The Central Bank of Nigeria (CBN) has overturned its previous ban on cryptocurrency transactions. This shift in Nigeria’s stance on the crypto market was announced in a circular dated Dec. 22, 2023, signed by Haruna Mustafa, the director of the financial policy and Regulation Department at CBN.
The new guidelines outline the procedures for banks and financial institutions to facilitate crypto transactions, focusing on account openings, foreign exchange (forex) inflows and trade for firms dealing with crypto assets. They are in line with the 2018 update to Recommendation 15 of the Financial Action Task Force, which calls for the regulation of Virtual Asset Service Providers (VASPs) to counter possible money laundering and terrorism financing. As a result, the Money Laundering (Prevention and Prohibition) Act of 2022 now recognize VASPs as financial institutions, and in May 2022, Nigeria’s Securities and Exchange Commission issued rules on Digital Assets and VASPs to provide a regulatory framework for their operations within the country.
The prohibition of crypto trading was initially imposed in February 2021 out of concern for the potential risks of money laundering and terrorism financing associated with cryptocurrencies, and posed a significant obstacle for the thriving Nigerian crypto community, which had enabled crypto-to-fiat deposits and withdrawals through bank accounts. As a result, numerous Nigerian businesses experienced difficulties, with some reportedly relocating their operations or closing down altogether.
Despite the ban, according to a report from Chainalysis, cryptocurrency transaction volumes in Nigeria increased by 9% year-over-year, amounting to $56.7 billion between July 2022 and June 2023. This new directive is then a promising development for Nigeria’s tech-savvy population who have shown interest in digital currency, allowing investors in Nigeria to handle crypto transactions through their bank accounts and engage with digital assets across various exchanges and payment services.
However, the CBN’s updated guidelines still prohibit banks and financial institutions from trading or transacting in virtual currencies independently, requiring them to comply with the new guidelines.
In August, the Association of Bureaux De Change Operators of Nigeria (ABCON) called for a ban on Binance, claiming it was putting pressure on the local naira currency.
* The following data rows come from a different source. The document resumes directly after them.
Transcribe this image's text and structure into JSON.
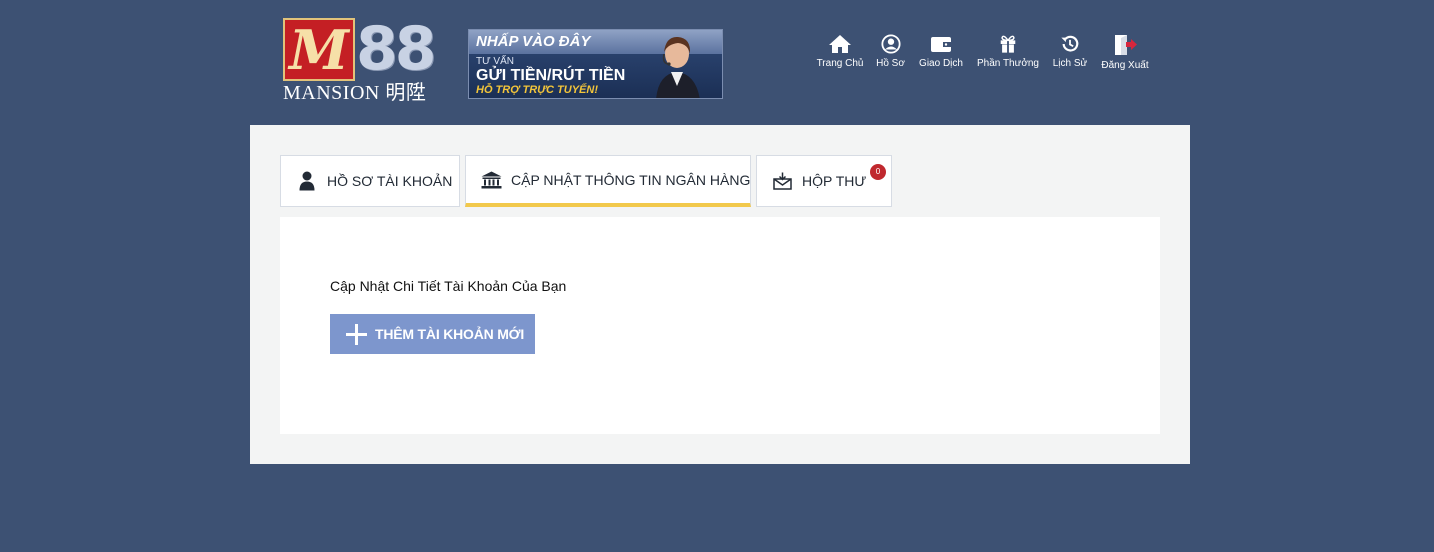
{
  "logo": {
    "mark": "M",
    "digits": "88",
    "word": "MANSION 明陞"
  },
  "banner": {
    "line1": "NHẤP VÀO ĐÂY",
    "line2": "TƯ VẤN",
    "line3": "GỬI TIỀN/RÚT TIỀN",
    "line4": "HỖ TRỢ TRỰC TUYẾN!"
  },
  "nav": {
    "items": [
      {
        "label": "Trang Chủ",
        "icon": "home-icon"
      },
      {
        "label": "Hồ Sơ",
        "icon": "profile-icon"
      },
      {
        "label": "Giao Dịch",
        "icon": "wallet-icon"
      },
      {
        "label": "Phần Thưởng",
        "icon": "gift-icon"
      },
      {
        "label": "Lịch Sử",
        "icon": "history-icon"
      },
      {
        "label": "Đăng Xuất",
        "icon": "logout-icon"
      }
    ]
  },
  "tabs": [
    {
      "label": "HỒ SƠ TÀI KHOẢN",
      "icon": "user-icon",
      "active": false
    },
    {
      "label": "CẬP NHẬT THÔNG TIN NGÂN HÀNG",
      "icon": "bank-icon",
      "active": true
    },
    {
      "label": "HỘP THƯ",
      "icon": "mail-icon",
      "active": false,
      "badge": "0"
    }
  ],
  "content": {
    "title": "Cập Nhật Chi Tiết Tài Khoản Của Bạn",
    "add_button": "THÊM TÀI KHOẢN MỚI"
  },
  "colors": {
    "background": "#3d5173",
    "panel": "#f3f4f4",
    "active_tab_underline": "#f2c94c",
    "button": "#7d96cd",
    "badge": "#c0282e"
  }
}
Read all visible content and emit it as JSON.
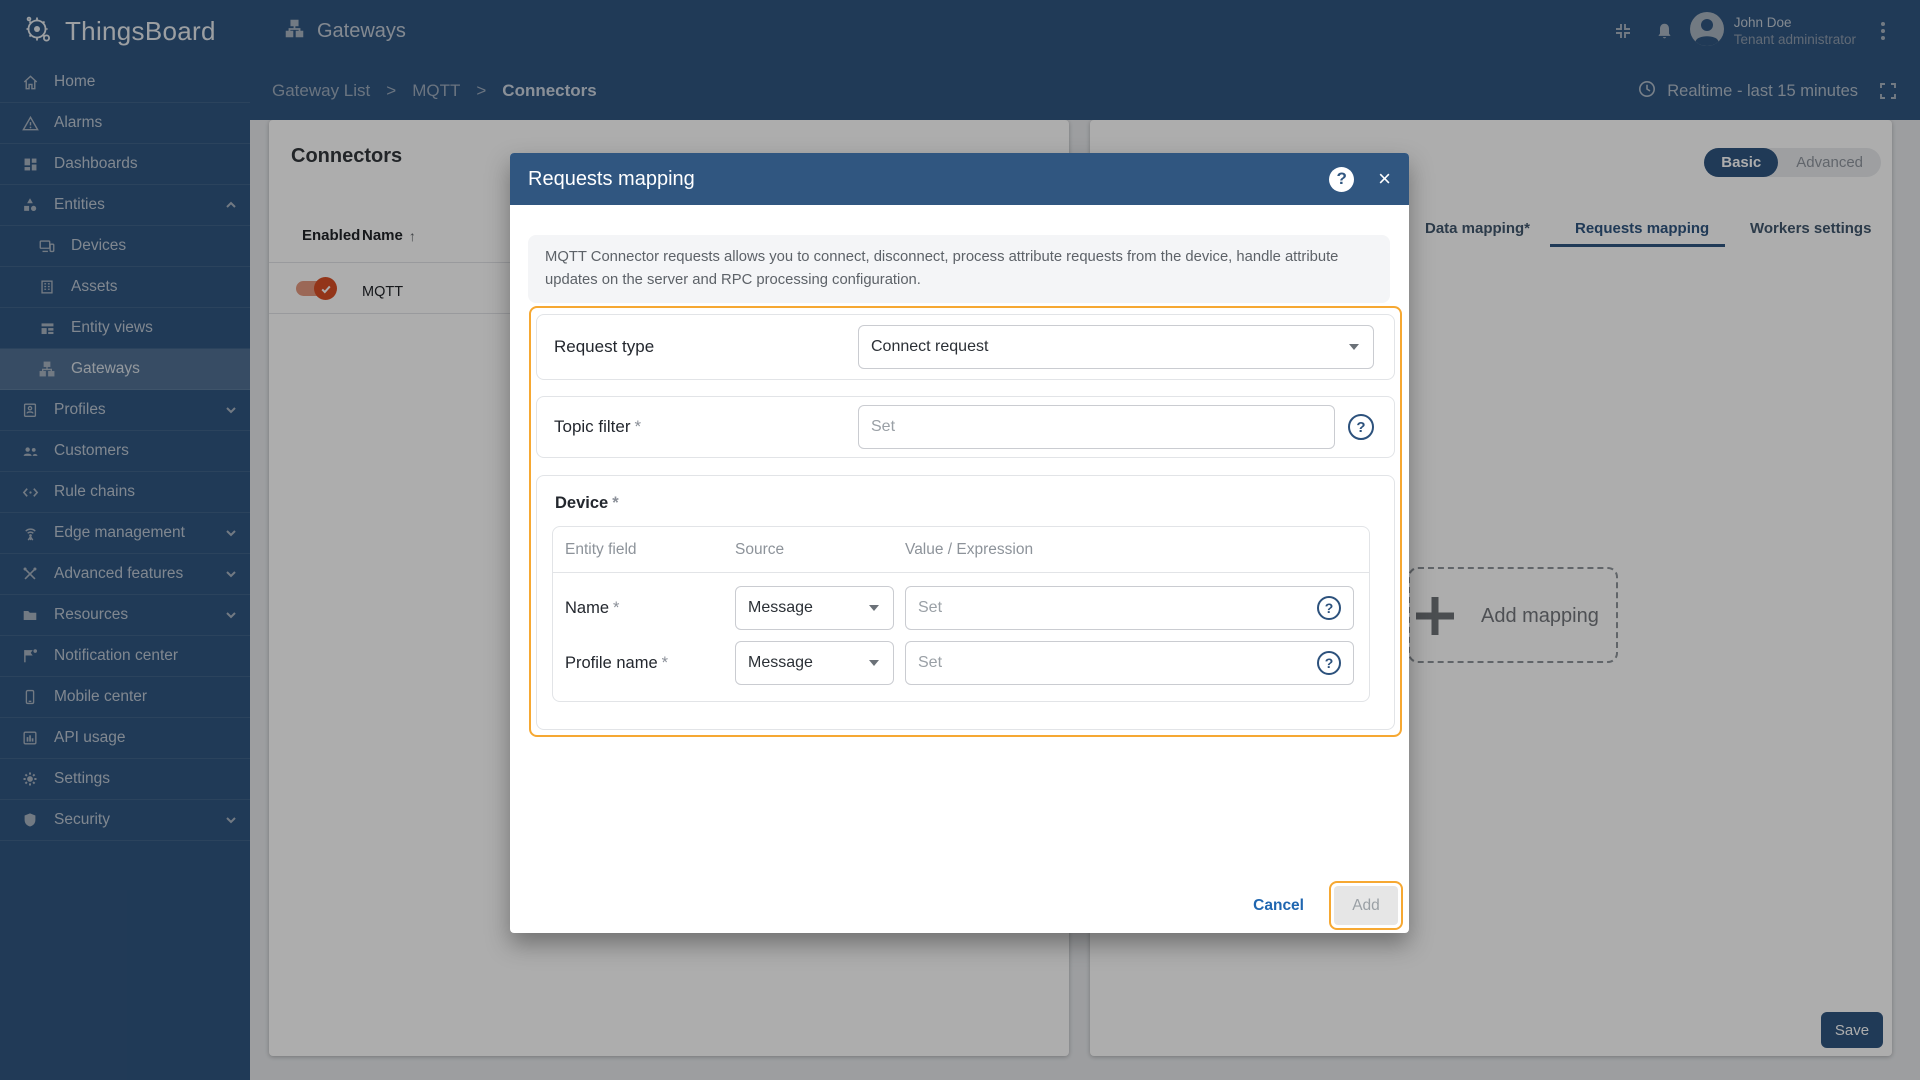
{
  "ui": {
    "required_mark": "*",
    "breadcrumb_separator": ">",
    "sort_arrow": "↑",
    "close_glyph": "×",
    "help_glyph": "?"
  },
  "colors": {
    "primary": "#305680",
    "highlight_orange": "#F6A832",
    "toggle_on": "#D94F26"
  },
  "topbar": {
    "brand": "ThingsBoard",
    "page_title": "Gateways",
    "user_name": "John Doe",
    "user_role": "Tenant administrator"
  },
  "breadcrumb": {
    "items": [
      {
        "label": "Gateway List"
      },
      {
        "label": "MQTT"
      },
      {
        "label": "Connectors"
      }
    ]
  },
  "toolbar": {
    "realtime": "Realtime - last 15 minutes"
  },
  "sidebar": {
    "items": [
      {
        "label": "Home"
      },
      {
        "label": "Alarms"
      },
      {
        "label": "Dashboards"
      },
      {
        "label": "Entities"
      },
      {
        "label": "Devices"
      },
      {
        "label": "Assets"
      },
      {
        "label": "Entity views"
      },
      {
        "label": "Gateways"
      },
      {
        "label": "Profiles"
      },
      {
        "label": "Customers"
      },
      {
        "label": "Rule chains"
      },
      {
        "label": "Edge management"
      },
      {
        "label": "Advanced features"
      },
      {
        "label": "Resources"
      },
      {
        "label": "Notification center"
      },
      {
        "label": "Mobile center"
      },
      {
        "label": "API usage"
      },
      {
        "label": "Settings"
      },
      {
        "label": "Security"
      }
    ]
  },
  "connectors_panel": {
    "title": "Connectors",
    "col_enabled": "Enabled",
    "col_name": "Name",
    "rows": [
      {
        "name": "MQTT",
        "enabled": true
      }
    ]
  },
  "config_panel": {
    "mode_basic": "Basic",
    "mode_advanced": "Advanced",
    "tabs": [
      {
        "label": "Data mapping*"
      },
      {
        "label": "Requests mapping"
      },
      {
        "label": "Workers settings"
      }
    ],
    "active_tab": "Requests mapping",
    "add_mapping": "Add mapping",
    "save": "Save"
  },
  "modal": {
    "title": "Requests mapping",
    "description": "MQTT Connector requests allows you to connect, disconnect, process attribute requests from the device, handle attribute updates on the server and RPC processing configuration.",
    "request_type": {
      "label": "Request type",
      "value": "Connect request"
    },
    "topic_filter": {
      "label": "Topic filter",
      "placeholder": "Set"
    },
    "device_section": {
      "title": "Device",
      "columns": [
        "Entity field",
        "Source",
        "Value / Expression"
      ],
      "rows": [
        {
          "field": "Name",
          "source": "Message",
          "value_placeholder": "Set"
        },
        {
          "field": "Profile name",
          "source": "Message",
          "value_placeholder": "Set"
        }
      ]
    },
    "footer": {
      "cancel": "Cancel",
      "add": "Add"
    }
  }
}
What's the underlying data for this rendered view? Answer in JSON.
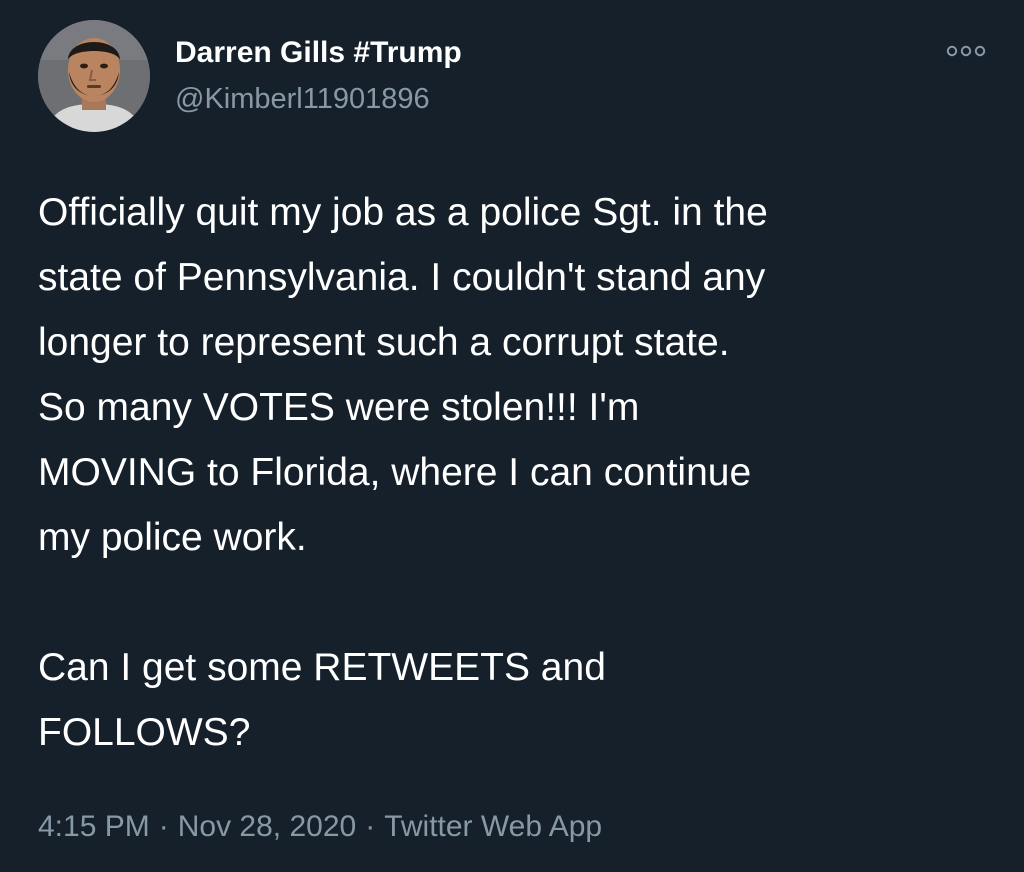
{
  "tweet": {
    "author": {
      "display_name": "Darren Gills #Trump",
      "handle": "@Kimberl11901896",
      "avatar_icon": "profile-photo"
    },
    "more_icon": "more-options-icon",
    "paragraphs": [
      "Officially quit my job as a police Sgt. in the\nstate of Pennsylvania. I couldn't stand any\nlonger to represent such a corrupt state.\nSo many VOTES were stolen!!! I'm\nMOVING to Florida, where I can continue\nmy police work.",
      "Can I get some RETWEETS and\nFOLLOWS?"
    ],
    "meta": {
      "time": "4:15 PM",
      "separator": "·",
      "date": "Nov 28, 2020",
      "source": "Twitter Web App"
    }
  },
  "colors": {
    "background": "#15202b",
    "primary_text": "#ffffff",
    "secondary_text": "#8899a6"
  }
}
This was in addition to the statement issued by Nigeria’s Securities and Exchange Commission (SEC) in June, raising flags about Binance Nigeria’s illegal operation in the country.
In spite of the ban, Nigeria went on to pioneer a central bank digital currency (CBDC) known as the eNaira. According to a CoinGecko study, the uptake of the eNaira was slow, with only about 6% of the population adopting it within the first three months of 2023. Nonetheless, the CBN issued an official statement on Oct. 9, refuting claims that the eNaira could threaten Nigeria’s financial stability, and explaining the distinction between cryptocurrencies like Bitcoin and the eNaira in a comprehensive 300-page book titled “Economics of Digital Currencies: A Book of Readings”.